● What you will do
Nothing in the entries may change when you repeat them, and no images may appear.

● Material to process
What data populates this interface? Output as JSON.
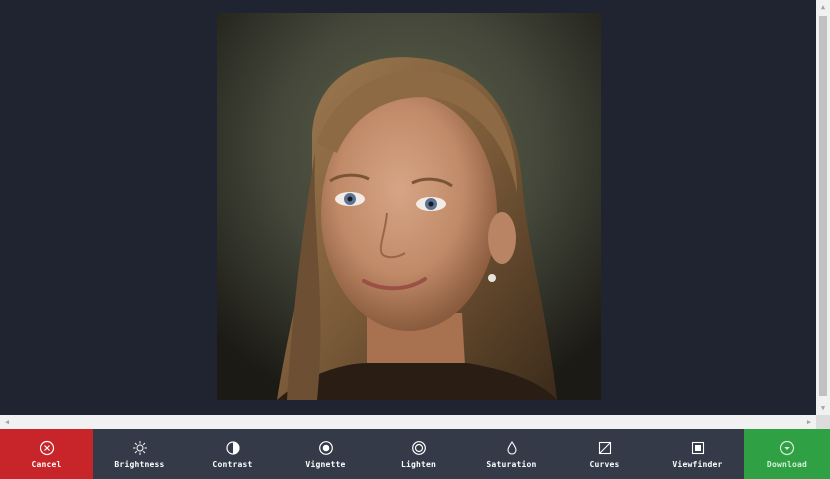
{
  "toolbar": {
    "cancel": {
      "label": "Cancel",
      "icon": "close-circle-icon",
      "color": "#c8252b"
    },
    "items": [
      {
        "label": "Brightness",
        "icon": "sun-icon"
      },
      {
        "label": "Contrast",
        "icon": "contrast-icon"
      },
      {
        "label": "Vignette",
        "icon": "vignette-icon"
      },
      {
        "label": "Lighten",
        "icon": "lighten-icon"
      },
      {
        "label": "Saturation",
        "icon": "droplet-icon"
      },
      {
        "label": "Curves",
        "icon": "curves-icon"
      },
      {
        "label": "Viewfinder",
        "icon": "viewfinder-icon"
      }
    ],
    "download": {
      "label": "Download",
      "icon": "download-circle-icon",
      "color": "#2fa043"
    }
  },
  "colors": {
    "background": "#1f2430",
    "toolbar": "#343a47"
  }
}
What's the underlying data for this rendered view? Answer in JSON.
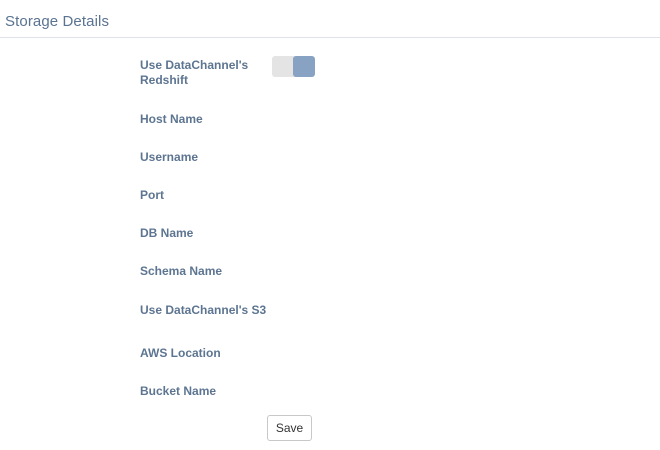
{
  "header": {
    "title": "Storage Details"
  },
  "form": {
    "fields": [
      {
        "label": "Use DataChannel's Redshift"
      },
      {
        "label": "Host Name"
      },
      {
        "label": "Username"
      },
      {
        "label": "Port"
      },
      {
        "label": "DB Name"
      },
      {
        "label": "Schema Name"
      },
      {
        "label": "Use DataChannel's S3"
      },
      {
        "label": "AWS Location"
      },
      {
        "label": "Bucket Name"
      }
    ],
    "redshift_toggle": {
      "state": "on"
    },
    "save_label": "Save"
  },
  "colors": {
    "title": "#5a7391",
    "label": "#5d7591",
    "toggle_track": "#e4e4e4",
    "toggle_knob": "#87a2c2",
    "divider": "#dfe3e8"
  }
}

● Answer to the problem
What data populates this interface? Output as JSON.
{
  "toolbar": {
    "cancel": {
      "label": "Cancel",
      "icon": "close-circle-icon",
      "color": "#c8252b"
    },
    "items": [
      {
        "label": "Brightness",
        "icon": "sun-icon"
      },
      {
        "label": "Contrast",
        "icon": "contrast-icon"
      },
      {
        "label": "Vignette",
        "icon": "vignette-icon"
      },
      {
        "label": "Lighten",
        "icon": "lighten-icon"
      },
      {
        "label": "Saturation",
        "icon": "droplet-icon"
      },
      {
        "label": "Curves",
        "icon": "curves-icon"
      },
      {
        "label": "Viewfinder",
        "icon": "viewfinder-icon"
      }
    ],
    "download": {
      "label": "Download",
      "icon": "download-circle-icon",
      "color": "#2fa043"
    }
  },
  "colors": {
    "background": "#1f2430",
    "toolbar": "#343a47"
  }
}
What's the underlying data for this rendered view? Answer in JSON.
{
  "header": {
    "title": "Storage Details"
  },
  "form": {
    "fields": [
      {
        "label": "Use DataChannel's Redshift"
      },
      {
        "label": "Host Name"
      },
      {
        "label": "Username"
      },
      {
        "label": "Port"
      },
      {
        "label": "DB Name"
      },
      {
        "label": "Schema Name"
      },
      {
        "label": "Use DataChannel's S3"
      },
      {
        "label": "AWS Location"
      },
      {
        "label": "Bucket Name"
      }
    ],
    "redshift_toggle": {
      "state": "on"
    },
    "save_label": "Save"
  },
  "colors": {
    "title": "#5a7391",
    "label": "#5d7591",
    "toggle_track": "#e4e4e4",
    "toggle_knob": "#87a2c2",
    "divider": "#dfe3e8"
  }
}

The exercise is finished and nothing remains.